In a historic vote by unanimous consent on Wednesday, Senate lawmakers approved legislation to grant benefits for Agent Orange exposure to Navy veterans who served in the waters off Vietnam – culminating a decades-long fight for the thousands of veterans who have been denied claims of presumptive exposure.
The bill passed without opposition. Last year, similar legislation failed in the Senate when two senators blocked a motion for unanimous consent votes, the furthest it had ever moved.
“This is a tremendous victory for our nation’s veterans,” said MOAA President and CEO Lt. Gen. Dana T. Atkins, USAF (Ret). “After years of waiting, Blue Water Navy veterans and their survivors will finally see the benefits they deserve without fear of those benefits being taken away.”
House Veterans Affairs Committee Chairman Mark Takano (D-Calif.) reintroduced the legislation at the beginning of the year and, with the full-throated support of Ranking Member Phil Roe (R-Tenn.), built bipartisan support in the House. Last month, the legislation passed the House 410-0.
An estimated 900,000 veterans have been exposed to Agent Orange. This legislation will extend those disability benefits to about 90,000 veterans.
MOAA has long supported legislation that would grant presumptive exposure to Agent Orange to veterans who served on ships off Vietnam’s coast. This bipartisan legislation extends benefits to servicemembers who served in the territorial waters off the coast of Vietnam and were exposed to Agent Orange, which is connected to a variety of cancers and other long-term illness.

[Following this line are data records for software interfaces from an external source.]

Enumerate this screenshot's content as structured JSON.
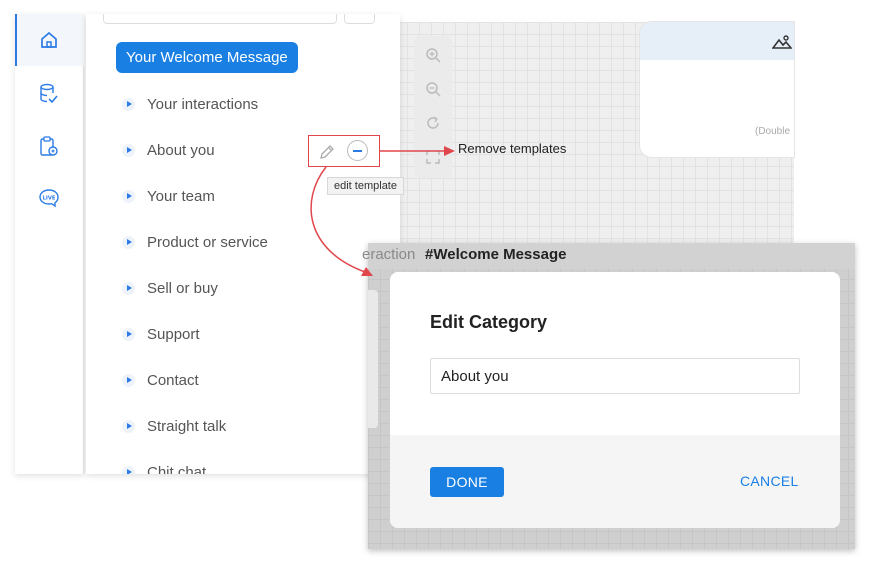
{
  "categories": {
    "welcome_label": "Your Welcome Message",
    "items": [
      {
        "label": "Your interactions"
      },
      {
        "label": "About you"
      },
      {
        "label": "Your team"
      },
      {
        "label": "Product or service"
      },
      {
        "label": "Sell or buy"
      },
      {
        "label": "Support"
      },
      {
        "label": "Contact"
      },
      {
        "label": "Straight talk"
      },
      {
        "label": "Chit chat"
      }
    ]
  },
  "item_actions": {
    "tooltip": "edit template"
  },
  "annotations": {
    "remove_templates": "Remove templates"
  },
  "node": {
    "hint": "(Double"
  },
  "modal": {
    "prefix": "eraction",
    "title": "#Welcome Message"
  },
  "dialog": {
    "title": "Edit Category",
    "input_value": "About you",
    "done_label": "DONE",
    "cancel_label": "CANCEL"
  },
  "rail": {
    "live_label": "LIVE"
  },
  "colors": {
    "accent": "#1a7fe3",
    "annotation_red": "#e0474c"
  }
}
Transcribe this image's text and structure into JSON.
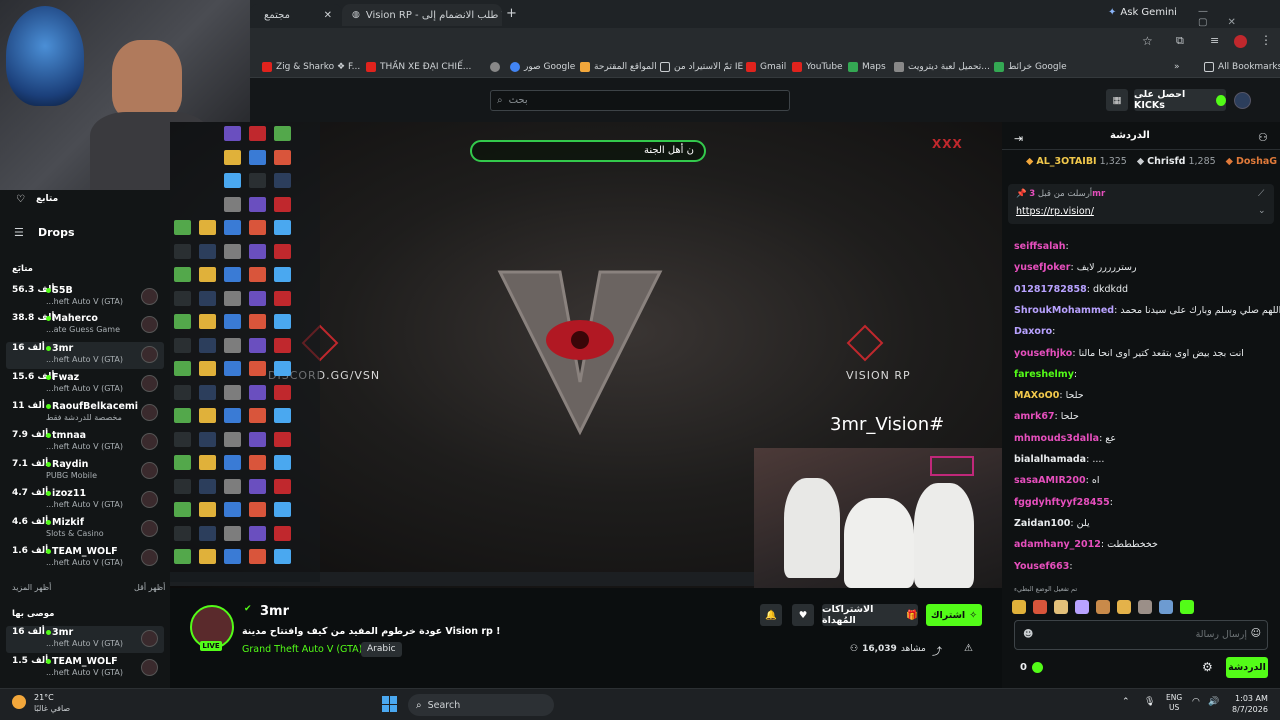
{
  "browser": {
    "tabs": [
      {
        "label": "مجتمع"
      },
      {
        "label": "Vision RP - طلب الانضمام إلى V"
      }
    ],
    "ask_gemini": "Ask Gemini",
    "bookmarks": [
      {
        "label": "Zig & Sharko ❖ F...",
        "color": "#e0231d",
        "icon": "youtube-icon"
      },
      {
        "label": "THẦN XE ĐẠI CHIẾ...",
        "color": "#e0231d",
        "icon": "youtube-icon"
      },
      {
        "label": "",
        "color": "#888888",
        "icon": "globe-icon"
      },
      {
        "label": "صور Google",
        "color": "#4285f4",
        "icon": "google-icon"
      },
      {
        "label": "المواقع المقترحة",
        "color": "#f2a73b",
        "icon": "web-slice-icon"
      },
      {
        "label": "تمّ الاستيراد من IE",
        "color": "#c9cdd0",
        "icon": "folder-icon"
      },
      {
        "label": "Gmail",
        "color": "#e0231d",
        "icon": "gmail-icon"
      },
      {
        "label": "YouTube",
        "color": "#e0231d",
        "icon": "youtube-icon"
      },
      {
        "label": "Maps",
        "color": "#34a853",
        "icon": "maps-icon"
      },
      {
        "label": "تحميل لعبة ديترويت...",
        "color": "#888888",
        "icon": "site-icon"
      },
      {
        "label": "خرائط Google",
        "color": "#34a853",
        "icon": "maps-icon"
      }
    ],
    "all_bookmarks": "All Bookmarks"
  },
  "kick": {
    "search_placeholder": "بحث",
    "get_kicks": "احصل على KICKs"
  },
  "sidebar": {
    "following_label": "متابع",
    "drops_label": "Drops",
    "section_following": "متابَع",
    "channels": [
      {
        "count": "56.3 ألف",
        "name": "S5B",
        "game": "...heft Auto V (GTA)"
      },
      {
        "count": "38.8 ألف",
        "name": "Maherco",
        "game": "...ate Guess Game"
      },
      {
        "count": "16 ألف",
        "name": "3mr",
        "game": "...heft Auto V (GTA)",
        "active": true
      },
      {
        "count": "15.6 ألف",
        "name": "Fwaz",
        "game": "...heft Auto V (GTA)"
      },
      {
        "count": "11 ألف",
        "name": "RaoufBelkacemi",
        "game": "مخصصة للدردشة فقط"
      },
      {
        "count": "7.9 ألف",
        "name": "tmnaa",
        "game": "...heft Auto V (GTA)"
      },
      {
        "count": "7.1 ألف",
        "name": "Raydin",
        "game": "PUBG Mobile"
      },
      {
        "count": "4.7 ألف",
        "name": "izoz11",
        "game": "...heft Auto V (GTA)"
      },
      {
        "count": "4.6 ألف",
        "name": "Mizkif",
        "game": "Slots & Casino"
      },
      {
        "count": "1.6 ألف",
        "name": "TEAM_WOLF",
        "game": "...heft Auto V (GTA)"
      }
    ],
    "show_more": "أظهر المزيد",
    "show_less": "أظهر أقل",
    "recommended_label": "موصى بها",
    "recommended": [
      {
        "count": "16 ألف",
        "name": "3mr",
        "game": "...heft Auto V (GTA)",
        "active": true
      },
      {
        "count": "1.5 ألف",
        "name": "TEAM_WOLF",
        "game": "...heft Auto V (GTA)"
      }
    ]
  },
  "video": {
    "banner_text": "ن أهل الجنة",
    "discord_text": "DISCORD.GG/VSN",
    "vision_text": "VISION RP",
    "handle_text": "3mr_Vision#",
    "xxx_text": "XXX"
  },
  "stream": {
    "streamer": "3mr",
    "title": "عودة خرطوم المفيد من كيف وافتتاح مدينة Vision rp !",
    "category": "Grand Theft Auto V (GTA)",
    "language": "Arabic",
    "viewers": "16,039",
    "viewers_label": "مشاهد",
    "live_badge": "LIVE",
    "follow_label": "اشتراك",
    "gift_label": "الاشتراكات المُهداة"
  },
  "chat": {
    "header": "الدردشة",
    "top_gifters": [
      {
        "name": "AL_3OTAIBI",
        "count": "1,325"
      },
      {
        "name": "Chrisfd",
        "count": "1,285"
      },
      {
        "name": "DoshaG",
        "count": ""
      }
    ],
    "pinned_by": "أرسلت من قبل",
    "pinned_user": "3mr",
    "pinned_link": "https://rp.vision/",
    "messages": [
      {
        "user": "seiffsalah",
        "text": "",
        "color": "#e64fbd"
      },
      {
        "user": "yusefJoker",
        "text": "رستررررر لايف",
        "color": "#e64fbd"
      },
      {
        "user": "01281782858",
        "text": "dkdkdd",
        "color": "#b8a2ff"
      },
      {
        "user": "ShroukMohammed",
        "text": "اللهم صلي وسلم وبارك على سيدنا محمد",
        "color": "#b8a2ff"
      },
      {
        "user": "Daxoro",
        "text": "",
        "color": "#b8a2ff"
      },
      {
        "user": "yousefhjko",
        "text": "انت بجد بيض اوى بتقعد كتير اوى انحا مالنا",
        "color": "#e64fbd"
      },
      {
        "user": "fareshelmy",
        "text": "",
        "color": "#53fc18"
      },
      {
        "user": "MAXoO0",
        "text": "حلحا",
        "color": "#f2c94c"
      },
      {
        "user": "amrk67",
        "text": "حلحا",
        "color": "#e64fbd"
      },
      {
        "user": "mhmouds3dalla",
        "text": "عع",
        "color": "#e64fbd"
      },
      {
        "user": "bialalhamada",
        "text": "....",
        "color": "#e9ecee"
      },
      {
        "user": "sasaAMIR200",
        "text": "اه",
        "color": "#e64fbd"
      },
      {
        "user": "fggdyhftyyf28455",
        "text": "",
        "color": "#e64fbd"
      },
      {
        "user": "Zaidan100",
        "text": "يلن",
        "color": "#e9ecee"
      },
      {
        "user": "adamhany_2012",
        "text": "خخخطططت",
        "color": "#e64fbd"
      },
      {
        "user": "Yousef663",
        "text": "",
        "color": "#e64fbd"
      }
    ],
    "slowmode_notice": "تم تفعيل الوضع البطيء",
    "input_placeholder": "إرسال رسالة",
    "kicks_count": "0",
    "send_label": "الدردشة"
  },
  "taskbar": {
    "weather_temp": "21°C",
    "weather_desc": "صافي غالبًا",
    "search_label": "Search",
    "lang_top": "ENG",
    "lang_bottom": "US",
    "time": "1:03 AM",
    "date": "8/7/2026"
  }
}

A January court ruling will require the VA to provide health care to Blue Water Navy veterans, but H.R. 299 would codify that care while also assisting other groups: The bill provides relief to veterans exposed to Agent Orange on the Korean DMZ, and it also expands benefits to the children of veterans who served in Thailand and suffer from spina bifida.